(WHAT TO DO) Exactly as given, reproduce the records in full.

(Data about app and page elements)
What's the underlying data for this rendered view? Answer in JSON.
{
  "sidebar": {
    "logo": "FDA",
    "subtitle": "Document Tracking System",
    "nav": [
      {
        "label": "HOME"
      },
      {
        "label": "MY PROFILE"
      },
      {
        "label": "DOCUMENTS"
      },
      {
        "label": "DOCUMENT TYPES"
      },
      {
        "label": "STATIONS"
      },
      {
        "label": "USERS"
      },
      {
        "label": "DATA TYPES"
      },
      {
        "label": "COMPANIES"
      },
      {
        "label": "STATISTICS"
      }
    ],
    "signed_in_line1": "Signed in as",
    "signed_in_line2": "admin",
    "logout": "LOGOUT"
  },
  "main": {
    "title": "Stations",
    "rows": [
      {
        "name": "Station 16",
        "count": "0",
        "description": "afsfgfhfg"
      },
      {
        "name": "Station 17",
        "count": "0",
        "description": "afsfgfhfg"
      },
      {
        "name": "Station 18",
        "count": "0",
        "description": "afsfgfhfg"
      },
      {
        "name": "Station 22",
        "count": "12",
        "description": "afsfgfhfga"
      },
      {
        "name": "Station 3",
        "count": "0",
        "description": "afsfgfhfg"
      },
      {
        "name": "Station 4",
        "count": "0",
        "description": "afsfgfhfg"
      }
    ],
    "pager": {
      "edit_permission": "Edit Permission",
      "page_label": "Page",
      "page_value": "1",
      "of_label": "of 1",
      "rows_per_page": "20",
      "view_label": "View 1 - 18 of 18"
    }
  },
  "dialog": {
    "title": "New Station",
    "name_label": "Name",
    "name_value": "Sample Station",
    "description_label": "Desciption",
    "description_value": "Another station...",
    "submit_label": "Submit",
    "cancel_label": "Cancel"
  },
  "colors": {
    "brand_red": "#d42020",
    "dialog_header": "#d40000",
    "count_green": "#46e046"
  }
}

(ANSWER BOX)
What's the underlying data for this rendered view? Answer in JSON.
{
  "sidebar": {
    "logo": "FDA",
    "subtitle": "Document Tracking System",
    "nav": [
      {
        "label": "HOME"
      },
      {
        "label": "MY PROFILE"
      },
      {
        "label": "DOCUMENTS"
      },
      {
        "label": "DOCUMENT TYPES"
      },
      {
        "label": "STATIONS"
      },
      {
        "label": "USERS"
      },
      {
        "label": "DATA TYPES"
      },
      {
        "label": "COMPANIES"
      },
      {
        "label": "STATISTICS"
      }
    ],
    "signed_in_line1": "Signed in as",
    "signed_in_line2": "admin",
    "logout": "LOGOUT"
  },
  "main": {
    "title": "Stations",
    "rows": [
      {
        "name": "Station 16",
        "count": "0",
        "description": "afsfgfhfg"
      },
      {
        "name": "Station 17",
        "count": "0",
        "description": "afsfgfhfg"
      },
      {
        "name": "Station 18",
        "count": "0",
        "description": "afsfgfhfg"
      },
      {
        "name": "Station 22",
        "count": "12",
        "description": "afsfgfhfga"
      },
      {
        "name": "Station 3",
        "count": "0",
        "description": "afsfgfhfg"
      },
      {
        "name": "Station 4",
        "count": "0",
        "description": "afsfgfhfg"
      }
    ],
    "pager": {
      "edit_permission": "Edit Permission",
      "page_label": "Page",
      "page_value": "1",
      "of_label": "of 1",
      "rows_per_page": "20",
      "view_label": "View 1 - 18 of 18"
    }
  },
  "dialog": {
    "title": "New Station",
    "name_label": "Name",
    "name_value": "Sample Station",
    "description_label": "Desciption",
    "description_value": "Another station...",
    "submit_label": "Submit",
    "cancel_label": "Cancel"
  },
  "colors": {
    "brand_red": "#d42020",
    "dialog_header": "#d40000",
    "count_green": "#46e046"
  }
}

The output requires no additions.